The .NET Framework 3.5 Service Pack 1, pushed out by Windows Update earlier this year, installs the .NET Framework Assistant extension for Mozilla's Firefox web browser without asking the user for authorisation. The "Microsoft .NET Framework Assistant" add-on uses ClickOnce technology to allow users to install Windows applications by clicking a link in a web page. A number of people have raised concerns over the security of the technology, objected to the fact that the Service Pack installs the extension without asking and complained that once installed, the Uninstall button in the Firefox Add-on panel is greyed-out and the extension cannot easily be uninstalled (although it can be disabled).
Normally, uninstalling a Firefox extension would be a simple task, however, the extension is installed using functionality that allows applications to install extensions by modifying the registry, which makes it difficult to uninstall. Initially, the extension could only be removed by modifying the Windows registry, reseting changes made to the Firefox user agent and removing the .NET Framework extension files. Microsoft has now issued a fix which allows the Uninstall button in the Firefox Add-ons list to function properly.

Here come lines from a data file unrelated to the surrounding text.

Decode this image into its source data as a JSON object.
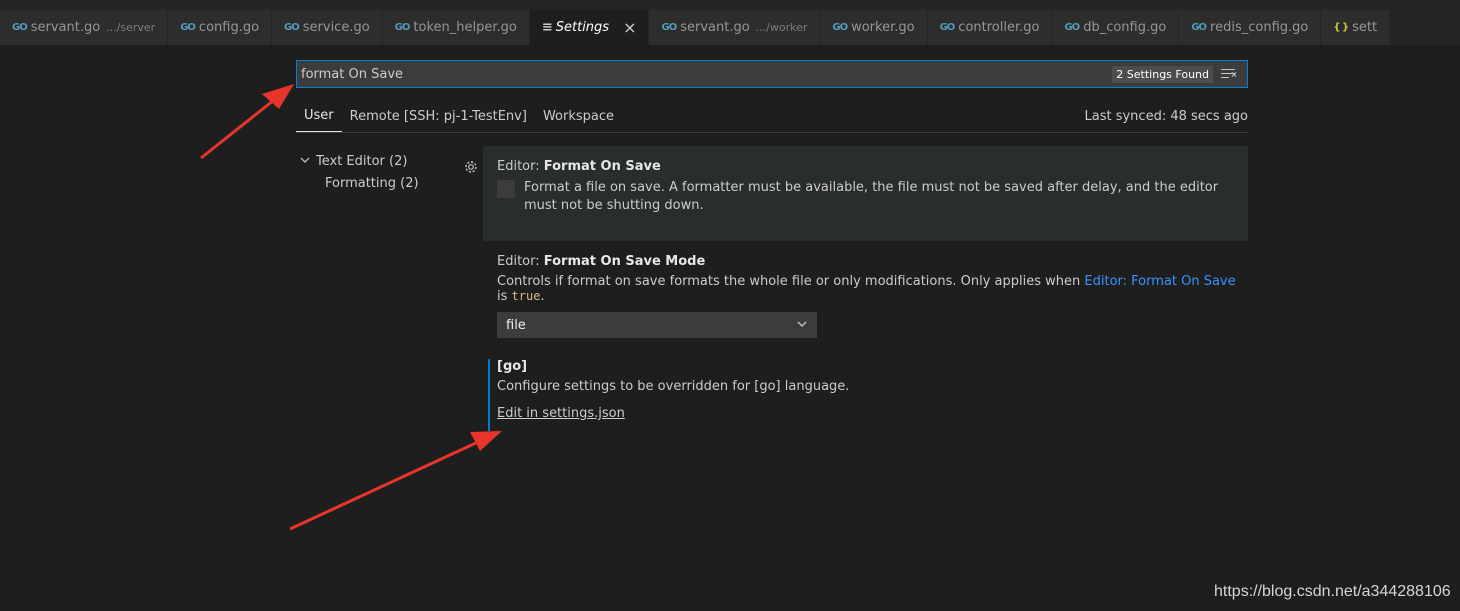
{
  "tabs": [
    {
      "icon": "go-file-icon",
      "name": "servant.go",
      "desc": ".../server",
      "active": false
    },
    {
      "icon": "go-file-icon",
      "name": "config.go",
      "desc": "",
      "active": false
    },
    {
      "icon": "go-file-icon",
      "name": "service.go",
      "desc": "",
      "active": false
    },
    {
      "icon": "go-file-icon",
      "name": "token_helper.go",
      "desc": "",
      "active": false
    },
    {
      "icon": "settings-icon",
      "name": "Settings",
      "desc": "",
      "active": true
    },
    {
      "icon": "go-file-icon",
      "name": "servant.go",
      "desc": ".../worker",
      "active": false
    },
    {
      "icon": "go-file-icon",
      "name": "worker.go",
      "desc": "",
      "active": false
    },
    {
      "icon": "go-file-icon",
      "name": "controller.go",
      "desc": "",
      "active": false
    },
    {
      "icon": "go-file-icon",
      "name": "db_config.go",
      "desc": "",
      "active": false
    },
    {
      "icon": "go-file-icon",
      "name": "redis_config.go",
      "desc": "",
      "active": false
    },
    {
      "icon": "json-file-icon",
      "name": "sett",
      "desc": "",
      "active": false
    }
  ],
  "tab_icon_glyphs": {
    "go": "GO",
    "json": "{ }",
    "settings": "≡",
    "close": "×"
  },
  "search": {
    "value": "format On Save",
    "results_badge": "2 Settings Found"
  },
  "scopes": {
    "user": "User",
    "remote": "Remote [SSH: pj-1-TestEnv]",
    "workspace": "Workspace",
    "active": "User",
    "last_synced": "Last synced: 48 secs ago"
  },
  "toc": {
    "text_editor": "Text Editor (2)",
    "formatting": "Formatting (2)"
  },
  "settings": {
    "format_on_save": {
      "category": "Editor: ",
      "name": "Format On Save",
      "description": "Format a file on save. A formatter must be available, the file must not be saved after delay, and the editor must not be shutting down.",
      "checked": false
    },
    "format_on_save_mode": {
      "category": "Editor: ",
      "name": "Format On Save Mode",
      "description_prefix": "Controls if format on save formats the whole file or only modifications. Only applies when ",
      "description_link": "Editor: Format On Save",
      "description_middle": " is ",
      "description_code": "true",
      "description_suffix": ".",
      "selected": "file"
    },
    "go_override": {
      "title": "[go]",
      "description": "Configure settings to be overridden for [go] language.",
      "link": "Edit in settings.json"
    }
  },
  "watermark": "https://blog.csdn.net/a344288106",
  "colors": {
    "editor_bg": "#1e1e1e",
    "tab_inactive_bg": "#2d2d2d",
    "focus_border": "#007fd4",
    "link": "#3794ff",
    "go_icon": "#519aba",
    "annotation_arrow": "#e8352b"
  }
}
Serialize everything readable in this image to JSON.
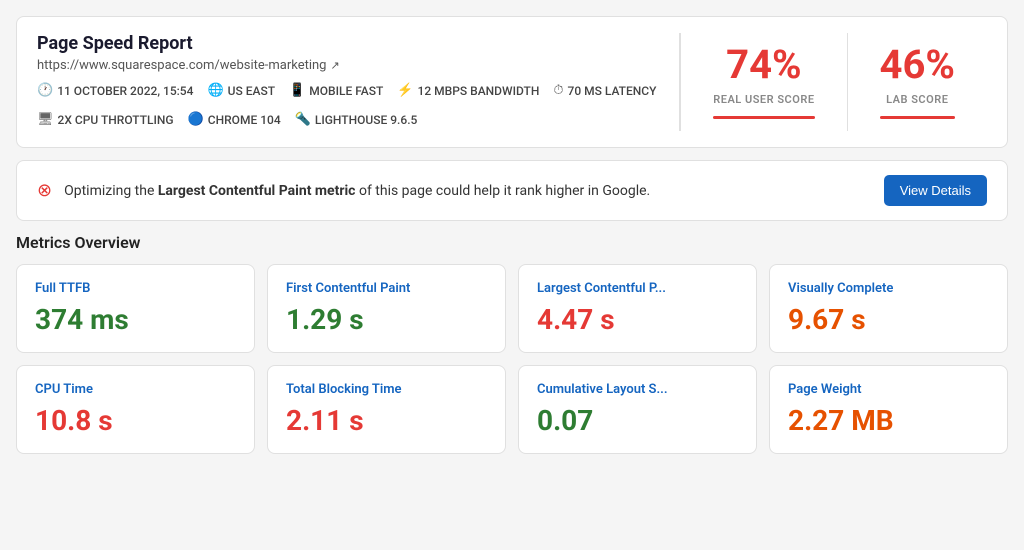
{
  "header": {
    "title": "Page Speed Report",
    "url": "https://www.squarespace.com/website-marketing",
    "ext_link_symbol": "↗",
    "meta": [
      {
        "icon": "🕐",
        "label": "11 OCTOBER 2022, 15:54"
      },
      {
        "icon": "🌐",
        "label": "US EAST"
      },
      {
        "icon": "📱",
        "label": "MOBILE FAST"
      },
      {
        "icon": "⚡",
        "label": "12 MBPS BANDWIDTH"
      },
      {
        "icon": "⏱",
        "label": "70 MS LATENCY"
      },
      {
        "icon": "🖥",
        "label": "2X CPU THROTTLING"
      },
      {
        "icon": "🔵",
        "label": "CHROME 104"
      },
      {
        "icon": "🔦",
        "label": "LIGHTHOUSE 9.6.5"
      }
    ]
  },
  "scores": [
    {
      "id": "real-user-score",
      "value": "74%",
      "label": "REAL USER SCORE",
      "color": "red"
    },
    {
      "id": "lab-score",
      "value": "46%",
      "label": "LAB SCORE",
      "color": "red"
    }
  ],
  "alert": {
    "text_before": "Optimizing the ",
    "text_bold": "Largest Contentful Paint metric",
    "text_after": " of this page could help it rank higher in Google.",
    "button_label": "View Details"
  },
  "metrics_section": {
    "title": "Metrics Overview",
    "metrics": [
      {
        "name": "Full TTFB",
        "value": "374 ms",
        "color": "green"
      },
      {
        "name": "First Contentful Paint",
        "value": "1.29 s",
        "color": "green"
      },
      {
        "name": "Largest Contentful P...",
        "value": "4.47 s",
        "color": "red"
      },
      {
        "name": "Visually Complete",
        "value": "9.67 s",
        "color": "orange"
      },
      {
        "name": "CPU Time",
        "value": "10.8 s",
        "color": "red"
      },
      {
        "name": "Total Blocking Time",
        "value": "2.11 s",
        "color": "red"
      },
      {
        "name": "Cumulative Layout S...",
        "value": "0.07",
        "color": "green"
      },
      {
        "name": "Page Weight",
        "value": "2.27 MB",
        "color": "orange"
      }
    ]
  }
}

A recent post by Brian Krebs of The Washington Post sparked discussions about the trust that users place in Microsoft by enabling automatic updates. By installing an extension without asking the user for authorisation, Microsoft risks undermining any confidence that users place in security updates. This leads users to wonder what else Microsoft might install without their knowledge and brings into question how much control users actually have over their own systems, should they allow the automatic updates to run.